The Soka Gakkai and the New Komeito Party have a reputation for corruption and financial misconduct in Japan. Soka Gakkai members who have tried to leave have been harassed and threatened. The Soka Gakkai members in Japan are also pressured to donate money to, do unpaid work for, and vote for New Komeito Party candidates at election time.

Are these the people whom you want to be running a Massachusetts public school — educating your children, spending your tax dollars?

Slaughterhouses: Where racehorses go to ‘retire’

By Kathy Guillermo

Every spring in the U.S., as many as 50,000 thoroughbred mares give birth. Perhaps every thoroughbred owner dreams that, this year, a champion will be born.
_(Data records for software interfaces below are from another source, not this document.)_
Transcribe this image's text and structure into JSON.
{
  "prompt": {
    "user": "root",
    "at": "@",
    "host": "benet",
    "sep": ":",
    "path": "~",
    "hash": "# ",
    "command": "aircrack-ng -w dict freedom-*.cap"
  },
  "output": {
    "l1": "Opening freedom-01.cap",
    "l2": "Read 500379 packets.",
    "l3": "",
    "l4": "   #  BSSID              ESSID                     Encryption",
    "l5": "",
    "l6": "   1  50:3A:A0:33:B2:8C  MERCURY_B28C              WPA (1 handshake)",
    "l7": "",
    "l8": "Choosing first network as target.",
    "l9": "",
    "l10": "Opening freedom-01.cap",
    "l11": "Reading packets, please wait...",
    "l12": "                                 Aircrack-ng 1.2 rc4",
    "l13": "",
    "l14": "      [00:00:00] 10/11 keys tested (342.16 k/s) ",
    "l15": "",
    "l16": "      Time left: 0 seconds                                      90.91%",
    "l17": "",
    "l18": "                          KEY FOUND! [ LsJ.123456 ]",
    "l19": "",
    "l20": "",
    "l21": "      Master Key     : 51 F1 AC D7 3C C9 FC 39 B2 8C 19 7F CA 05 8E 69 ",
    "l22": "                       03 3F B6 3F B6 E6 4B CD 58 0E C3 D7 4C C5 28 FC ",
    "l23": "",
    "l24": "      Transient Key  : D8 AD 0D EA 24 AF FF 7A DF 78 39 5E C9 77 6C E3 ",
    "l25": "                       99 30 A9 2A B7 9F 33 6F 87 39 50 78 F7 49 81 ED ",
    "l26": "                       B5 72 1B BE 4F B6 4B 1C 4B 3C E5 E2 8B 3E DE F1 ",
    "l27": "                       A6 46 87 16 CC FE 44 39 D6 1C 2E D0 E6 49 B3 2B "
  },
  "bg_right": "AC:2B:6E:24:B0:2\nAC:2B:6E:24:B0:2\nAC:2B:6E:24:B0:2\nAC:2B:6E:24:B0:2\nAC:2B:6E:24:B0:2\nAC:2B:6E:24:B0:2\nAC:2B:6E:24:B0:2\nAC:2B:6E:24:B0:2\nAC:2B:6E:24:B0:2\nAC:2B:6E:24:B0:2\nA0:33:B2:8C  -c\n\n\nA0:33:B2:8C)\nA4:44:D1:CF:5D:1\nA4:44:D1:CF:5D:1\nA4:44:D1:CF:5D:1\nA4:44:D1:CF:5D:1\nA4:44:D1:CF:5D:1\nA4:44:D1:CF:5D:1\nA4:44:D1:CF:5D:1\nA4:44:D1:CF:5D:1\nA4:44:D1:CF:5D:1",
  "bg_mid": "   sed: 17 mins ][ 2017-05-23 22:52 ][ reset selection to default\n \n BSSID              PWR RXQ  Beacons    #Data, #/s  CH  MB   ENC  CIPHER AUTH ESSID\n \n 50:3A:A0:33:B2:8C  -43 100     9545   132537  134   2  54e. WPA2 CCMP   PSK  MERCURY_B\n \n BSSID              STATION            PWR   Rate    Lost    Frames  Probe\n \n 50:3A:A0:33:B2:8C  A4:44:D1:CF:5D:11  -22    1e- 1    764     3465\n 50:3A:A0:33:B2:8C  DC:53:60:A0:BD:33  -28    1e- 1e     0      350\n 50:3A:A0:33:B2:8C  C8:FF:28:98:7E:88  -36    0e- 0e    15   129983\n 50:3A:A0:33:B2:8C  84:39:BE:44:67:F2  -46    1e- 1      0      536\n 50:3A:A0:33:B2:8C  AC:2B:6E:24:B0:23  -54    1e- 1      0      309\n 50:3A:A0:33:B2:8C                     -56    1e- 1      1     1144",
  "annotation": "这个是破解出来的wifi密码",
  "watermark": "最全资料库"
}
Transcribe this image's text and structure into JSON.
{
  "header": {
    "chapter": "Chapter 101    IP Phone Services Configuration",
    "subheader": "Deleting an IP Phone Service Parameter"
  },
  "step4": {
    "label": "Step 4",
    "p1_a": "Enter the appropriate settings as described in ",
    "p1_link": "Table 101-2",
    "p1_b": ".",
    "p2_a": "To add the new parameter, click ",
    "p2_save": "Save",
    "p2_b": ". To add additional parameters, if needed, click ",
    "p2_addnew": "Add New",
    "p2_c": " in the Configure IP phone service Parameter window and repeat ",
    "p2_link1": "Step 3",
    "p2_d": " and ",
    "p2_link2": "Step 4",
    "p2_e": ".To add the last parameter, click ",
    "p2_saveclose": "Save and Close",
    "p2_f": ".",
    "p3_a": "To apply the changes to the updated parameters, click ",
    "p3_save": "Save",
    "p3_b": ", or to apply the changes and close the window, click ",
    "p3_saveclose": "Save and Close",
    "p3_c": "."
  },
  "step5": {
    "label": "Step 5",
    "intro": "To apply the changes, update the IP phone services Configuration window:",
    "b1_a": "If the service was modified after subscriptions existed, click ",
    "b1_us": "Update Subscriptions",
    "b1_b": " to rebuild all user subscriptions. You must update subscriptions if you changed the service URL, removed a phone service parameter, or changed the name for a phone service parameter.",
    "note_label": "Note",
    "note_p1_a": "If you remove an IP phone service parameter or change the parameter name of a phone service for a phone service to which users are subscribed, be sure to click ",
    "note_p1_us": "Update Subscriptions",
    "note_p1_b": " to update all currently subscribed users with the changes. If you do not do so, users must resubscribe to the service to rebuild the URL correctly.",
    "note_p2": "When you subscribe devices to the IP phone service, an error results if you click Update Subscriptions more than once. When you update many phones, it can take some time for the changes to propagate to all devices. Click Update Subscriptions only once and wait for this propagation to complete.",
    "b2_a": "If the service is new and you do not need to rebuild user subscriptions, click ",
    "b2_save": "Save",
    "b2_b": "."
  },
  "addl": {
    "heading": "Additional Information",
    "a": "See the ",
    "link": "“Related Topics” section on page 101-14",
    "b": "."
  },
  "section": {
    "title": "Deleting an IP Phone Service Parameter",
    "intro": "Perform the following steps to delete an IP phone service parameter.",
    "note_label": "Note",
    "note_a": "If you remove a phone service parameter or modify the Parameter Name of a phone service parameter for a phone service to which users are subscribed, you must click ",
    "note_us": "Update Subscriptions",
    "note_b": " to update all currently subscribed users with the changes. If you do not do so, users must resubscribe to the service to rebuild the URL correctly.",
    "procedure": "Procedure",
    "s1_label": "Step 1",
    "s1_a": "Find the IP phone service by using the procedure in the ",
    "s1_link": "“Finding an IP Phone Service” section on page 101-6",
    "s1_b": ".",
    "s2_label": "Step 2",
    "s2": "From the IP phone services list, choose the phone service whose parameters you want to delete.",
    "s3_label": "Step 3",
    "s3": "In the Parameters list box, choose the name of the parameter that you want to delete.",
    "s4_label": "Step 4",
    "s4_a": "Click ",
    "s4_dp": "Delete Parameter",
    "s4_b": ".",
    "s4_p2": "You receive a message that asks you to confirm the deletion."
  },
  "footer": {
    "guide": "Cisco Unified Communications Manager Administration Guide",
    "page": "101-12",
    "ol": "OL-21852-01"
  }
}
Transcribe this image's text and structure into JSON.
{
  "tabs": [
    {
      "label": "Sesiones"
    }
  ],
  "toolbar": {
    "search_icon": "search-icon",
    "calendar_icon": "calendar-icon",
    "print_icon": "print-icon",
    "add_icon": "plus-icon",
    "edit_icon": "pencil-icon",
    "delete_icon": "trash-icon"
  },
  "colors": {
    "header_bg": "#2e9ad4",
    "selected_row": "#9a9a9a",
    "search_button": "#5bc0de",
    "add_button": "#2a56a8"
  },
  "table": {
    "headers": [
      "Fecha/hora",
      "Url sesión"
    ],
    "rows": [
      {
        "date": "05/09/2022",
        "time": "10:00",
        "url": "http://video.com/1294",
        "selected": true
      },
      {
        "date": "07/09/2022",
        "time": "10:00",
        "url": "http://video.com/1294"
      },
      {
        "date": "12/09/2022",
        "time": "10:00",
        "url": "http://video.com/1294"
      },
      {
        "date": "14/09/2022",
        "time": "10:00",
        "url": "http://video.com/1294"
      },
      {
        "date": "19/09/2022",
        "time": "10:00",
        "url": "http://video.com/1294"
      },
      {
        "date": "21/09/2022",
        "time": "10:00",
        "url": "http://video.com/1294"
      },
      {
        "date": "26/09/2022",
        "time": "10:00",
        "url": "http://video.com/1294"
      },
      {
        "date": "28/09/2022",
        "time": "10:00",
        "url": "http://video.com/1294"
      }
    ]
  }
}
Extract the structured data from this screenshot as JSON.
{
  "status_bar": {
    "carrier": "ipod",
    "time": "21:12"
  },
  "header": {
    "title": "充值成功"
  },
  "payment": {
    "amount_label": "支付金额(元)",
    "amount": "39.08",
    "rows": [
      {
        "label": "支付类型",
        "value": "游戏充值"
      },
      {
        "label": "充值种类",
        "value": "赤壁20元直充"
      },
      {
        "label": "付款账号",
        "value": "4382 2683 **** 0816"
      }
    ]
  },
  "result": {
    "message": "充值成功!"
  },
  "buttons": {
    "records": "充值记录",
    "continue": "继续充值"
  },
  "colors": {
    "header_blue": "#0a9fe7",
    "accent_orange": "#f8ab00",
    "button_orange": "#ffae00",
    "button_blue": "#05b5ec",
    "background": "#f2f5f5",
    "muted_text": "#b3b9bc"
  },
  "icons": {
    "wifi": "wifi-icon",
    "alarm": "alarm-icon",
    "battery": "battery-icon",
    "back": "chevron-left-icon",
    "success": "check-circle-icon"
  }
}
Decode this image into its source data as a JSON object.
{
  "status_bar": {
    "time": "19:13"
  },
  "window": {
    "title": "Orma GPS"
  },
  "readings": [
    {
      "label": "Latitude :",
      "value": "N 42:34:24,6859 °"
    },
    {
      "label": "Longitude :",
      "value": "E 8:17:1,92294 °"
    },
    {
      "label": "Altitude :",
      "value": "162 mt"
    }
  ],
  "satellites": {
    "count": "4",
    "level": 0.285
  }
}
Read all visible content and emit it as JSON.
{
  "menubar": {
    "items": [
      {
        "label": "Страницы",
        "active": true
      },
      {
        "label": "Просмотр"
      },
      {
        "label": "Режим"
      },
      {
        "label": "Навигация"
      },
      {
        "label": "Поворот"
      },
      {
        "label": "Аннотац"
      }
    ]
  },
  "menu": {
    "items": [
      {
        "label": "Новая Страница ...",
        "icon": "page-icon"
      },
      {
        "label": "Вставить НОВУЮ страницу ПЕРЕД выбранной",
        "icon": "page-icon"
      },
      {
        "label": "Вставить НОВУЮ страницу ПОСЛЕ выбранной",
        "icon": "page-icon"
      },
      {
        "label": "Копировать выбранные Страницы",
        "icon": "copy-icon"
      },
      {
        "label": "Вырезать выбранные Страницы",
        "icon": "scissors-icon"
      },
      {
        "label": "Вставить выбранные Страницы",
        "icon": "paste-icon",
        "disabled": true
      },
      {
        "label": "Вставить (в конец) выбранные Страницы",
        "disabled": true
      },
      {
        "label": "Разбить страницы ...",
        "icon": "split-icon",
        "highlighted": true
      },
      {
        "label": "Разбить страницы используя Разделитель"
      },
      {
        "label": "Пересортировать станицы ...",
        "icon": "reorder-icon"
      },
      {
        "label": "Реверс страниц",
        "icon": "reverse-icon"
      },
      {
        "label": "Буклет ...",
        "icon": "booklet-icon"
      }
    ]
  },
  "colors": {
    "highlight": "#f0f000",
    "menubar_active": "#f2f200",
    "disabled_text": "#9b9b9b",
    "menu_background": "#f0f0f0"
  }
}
The odds are against it. Only a fraction of all these foals will go on to compete. And only a fraction of this fraction will become as successful as Charismatic and War Emblem.

Charismatic won the Kentucky Derby and the Preakness—the first two legs of the Triple Crown—in 1999. But during the Belmont Stakes, Charismatic’s left front leg broke in two places. Unlike Barbaro and Eight Belles, who were euthanized after their legs shattered during Triple Crown races, Charismatic survived. With four screws permanently holding his bones together, he went on to become a breeding stallion.

Just three years later, in 2002, War Emblem, like Charismatic, won both the Derby and the Preakness, lost in the Belmont and was retired to stud. The same year, both horses were sold to thoroughbred breeders in Japan. This was also the year (although no one knew it at the time) that another Derby winner, Ferdinand—who had also been sold to Japanese buyers—was sent to a slaughterhouse. Continue reading Slaughterhouses: Where racehorses go to ‘retire’